Dextromethorphan (DXM) is a common ingredient found in many cough and cold remedies. It helps stop a cough. Used as directed, DXM products are safe and effective. But DXM has become popular among teenagers who want a cheap, easy high.
DXM was approved by the FDA in 1958. You can find it in at least 70 over-the-counter (OTC) products. These include:
Alka-Seltzer Plus Cold & Cough Medicine
Coricidin Cough and Cold Tablets
Robitussin cough products
Triaminic cough syrups
Tylenol Cold products
Vicks NyQuil LiquiCaps
DXM has no serious side effects when used in small doses. When taken in larger amounts, it can distort awareness and alter time perception. It can also cause hallucinations.
Cold medicines with DXM also contain other ingredients that can be harmful in large amounts. These include acetaminophen or decongestants. Combining high doses of DXM with alcohol is very unsafe, too. It can lead to death.
Cough syrup abuse has been a problem for decades. But the concern in the past had been about the alcohol and codeine in cough and cold products. Because of that, the alcohol has been removed from most OTC cough and cold remedies. State laws also restrict the sale of products that contain codeine.
DXM seemed a good substitute to codeine and alcohol. It had few, if any, side effects, when used as directed. And a larger amount of DXM—drinking several bottles of cough syrup at 1 time, for instance—would cause vomiting.
Today, teens have alternatives to drinking the syrup, though. DXM is available in powder, capsule, and pill forms. You can find it on the Internet. These forms can be swallowed or snorted. Some websites even tell users how to extract DXM from cough syrup. They also advise users how much DXM to take to get high. Illicit users may take 240 mg to 1,500 mg of DXM at a time.
Slang terms for DXM include the following:
Poor Man's Ecstasy
The effects of DXM have been compared to PCP and the anesthetic ketamine. All 3 are called dissociative substances. At high doses, they give the abuser a feeling of not being in one's own body. DXM also causes hallucinations. The effects can last up to 6 hours. But that can vary. It depends on how much DXM is taken and what other drugs or chemicals are taken along with it.
Other effects of DXM include:
Nausea, vomiting, and dizziness
Lack of coordination
Panic attack or seizures
Lethargy or drowsiness—or hyperactivity
High blood pressure
Rapid eye movement
Racing or pounding heartbeat
Paranoia and hallucinations
Feeling of floating
Regular abuse of DXM at high doses can lead to a chemical psychosis. That’s when a person loses contact with reality. He or she may need to be hospitalized. The person may also need to take medicine.
As a parent, you should warn your children about the dangers of abusing OTC drugs. Some teens believe that OTC drugs are safer to abuse because they are legal.
Here are other suggestions:
Monitor the OTC drugs in your home.

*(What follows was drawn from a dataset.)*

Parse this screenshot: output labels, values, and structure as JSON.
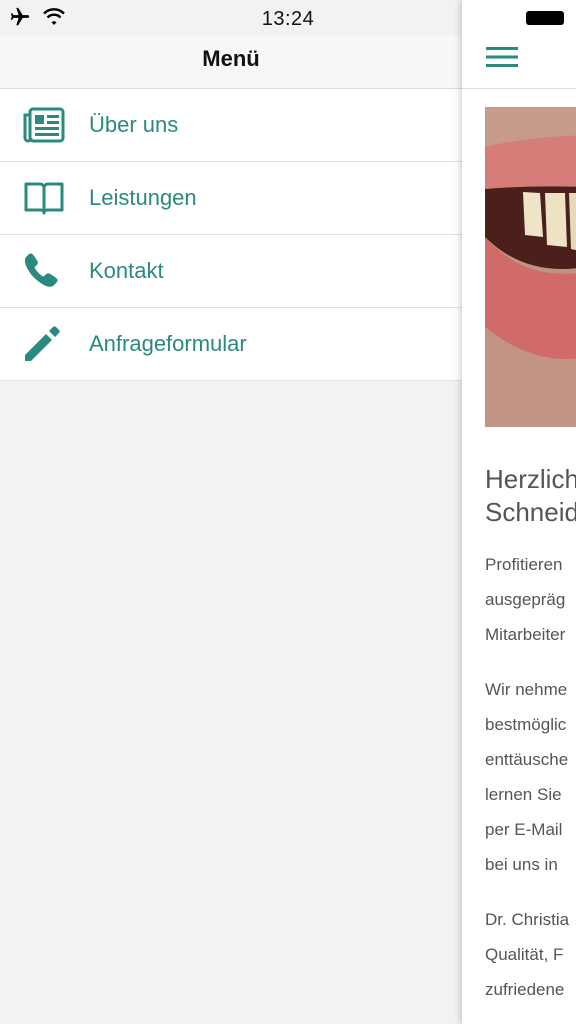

Keep track of how much medicine is in each bottle.
Don't buy extra OTC drugs to "stock up."
Don't allow your children to keep OTC drugs in their bedroom, backpack, or school locker.
Monitor your children's Internet use, keeping an eye out for websites visited that discuss OTC or other drug abuse.
Use OTC and prescription medicines responsibly yourself.